■ Listed records
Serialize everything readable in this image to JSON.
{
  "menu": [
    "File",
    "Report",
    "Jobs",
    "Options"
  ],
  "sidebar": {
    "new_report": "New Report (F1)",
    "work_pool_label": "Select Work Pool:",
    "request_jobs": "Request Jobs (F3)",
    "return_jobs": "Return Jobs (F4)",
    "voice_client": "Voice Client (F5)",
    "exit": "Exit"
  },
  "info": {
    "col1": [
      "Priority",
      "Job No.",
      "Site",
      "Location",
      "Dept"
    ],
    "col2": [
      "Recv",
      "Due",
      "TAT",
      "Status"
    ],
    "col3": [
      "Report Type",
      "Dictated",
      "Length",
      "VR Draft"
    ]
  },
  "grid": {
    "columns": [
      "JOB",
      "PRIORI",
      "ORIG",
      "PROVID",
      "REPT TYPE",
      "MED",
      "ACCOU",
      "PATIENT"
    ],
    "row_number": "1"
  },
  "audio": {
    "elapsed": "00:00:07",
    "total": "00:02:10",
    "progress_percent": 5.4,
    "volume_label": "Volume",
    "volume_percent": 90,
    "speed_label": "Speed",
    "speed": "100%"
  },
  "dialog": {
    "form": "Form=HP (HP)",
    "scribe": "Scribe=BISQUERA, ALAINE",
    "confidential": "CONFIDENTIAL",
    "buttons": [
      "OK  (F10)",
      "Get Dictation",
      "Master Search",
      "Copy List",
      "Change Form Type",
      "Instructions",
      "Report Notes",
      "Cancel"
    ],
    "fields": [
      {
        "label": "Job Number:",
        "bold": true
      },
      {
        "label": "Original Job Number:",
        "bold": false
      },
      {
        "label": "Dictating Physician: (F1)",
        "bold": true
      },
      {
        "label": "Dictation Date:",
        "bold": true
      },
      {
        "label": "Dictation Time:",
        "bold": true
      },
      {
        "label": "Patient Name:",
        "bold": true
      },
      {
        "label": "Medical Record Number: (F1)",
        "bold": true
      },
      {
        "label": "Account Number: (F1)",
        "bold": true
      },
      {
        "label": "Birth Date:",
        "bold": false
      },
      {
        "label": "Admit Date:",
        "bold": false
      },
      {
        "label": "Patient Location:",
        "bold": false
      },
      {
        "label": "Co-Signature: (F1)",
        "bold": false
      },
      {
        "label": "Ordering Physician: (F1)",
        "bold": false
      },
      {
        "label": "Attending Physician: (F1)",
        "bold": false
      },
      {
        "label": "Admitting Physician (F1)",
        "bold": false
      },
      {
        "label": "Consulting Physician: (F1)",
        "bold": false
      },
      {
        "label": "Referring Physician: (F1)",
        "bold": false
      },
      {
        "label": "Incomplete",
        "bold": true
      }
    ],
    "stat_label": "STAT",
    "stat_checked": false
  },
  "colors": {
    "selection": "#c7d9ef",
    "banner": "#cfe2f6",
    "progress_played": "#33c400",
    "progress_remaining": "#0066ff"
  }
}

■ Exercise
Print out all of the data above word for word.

■ Answer space
Serialize everything readable in this image to JSON.
{
  "menu": [
    "File",
    "Report",
    "Jobs",
    "Options"
  ],
  "sidebar": {
    "new_report": "New Report (F1)",
    "work_pool_label": "Select Work Pool:",
    "request_jobs": "Request Jobs (F3)",
    "return_jobs": "Return Jobs (F4)",
    "voice_client": "Voice Client (F5)",
    "exit": "Exit"
  },
  "info": {
    "col1": [
      "Priority",
      "Job No.",
      "Site",
      "Location",
      "Dept"
    ],
    "col2": [
      "Recv",
      "Due",
      "TAT",
      "Status"
    ],
    "col3": [
      "Report Type",
      "Dictated",
      "Length",
      "VR Draft"
    ]
  },
  "grid": {
    "columns": [
      "JOB",
      "PRIORI",
      "ORIG",
      "PROVID",
      "REPT TYPE",
      "MED",
      "ACCOU",
      "PATIENT"
    ],
    "row_number": "1"
  },
  "audio": {
    "elapsed": "00:00:07",
    "total": "00:02:10",
    "progress_percent": 5.4,
    "volume_label": "Volume",
    "volume_percent": 90,
    "speed_label": "Speed",
    "speed": "100%"
  },
  "dialog": {
    "form": "Form=HP (HP)",
    "scribe": "Scribe=BISQUERA, ALAINE",
    "confidential": "CONFIDENTIAL",
    "buttons": [
      "OK  (F10)",
      "Get Dictation",
      "Master Search",
      "Copy List",
      "Change Form Type",
      "Instructions",
      "Report Notes",
      "Cancel"
    ],
    "fields": [
      {
        "label": "Job Number:",
        "bold": true
      },
      {
        "label": "Original Job Number:",
        "bold": false
      },
      {
        "label": "Dictating Physician: (F1)",
        "bold": true
      },
      {
        "label": "Dictation Date:",
        "bold": true
      },
      {
        "label": "Dictation Time:",
        "bold": true
      },
      {
        "label": "Patient Name:",
        "bold": true
      },
      {
        "label": "Medical Record Number: (F1)",
        "bold": true
      },
      {
        "label": "Account Number: (F1)",
        "bold": true
      },
      {
        "label": "Birth Date:",
        "bold": false
      },
      {
        "label": "Admit Date:",
        "bold": false
      },
      {
        "label": "Patient Location:",
        "bold": false
      },
      {
        "label": "Co-Signature: (F1)",
        "bold": false
      },
      {
        "label": "Ordering Physician: (F1)",
        "bold": false
      },
      {
        "label": "Attending Physician: (F1)",
        "bold": false
      },
      {
        "label": "Admitting Physician (F1)",
        "bold": false
      },
      {
        "label": "Consulting Physician: (F1)",
        "bold": false
      },
      {
        "label": "Referring Physician: (F1)",
        "bold": false
      },
      {
        "label": "Incomplete",
        "bold": true
      }
    ],
    "stat_label": "STAT",
    "stat_checked": false
  },
  "colors": {
    "selection": "#c7d9ef",
    "banner": "#cfe2f6",
    "progress_played": "#33c400",
    "progress_remaining": "#0066ff"
  }
}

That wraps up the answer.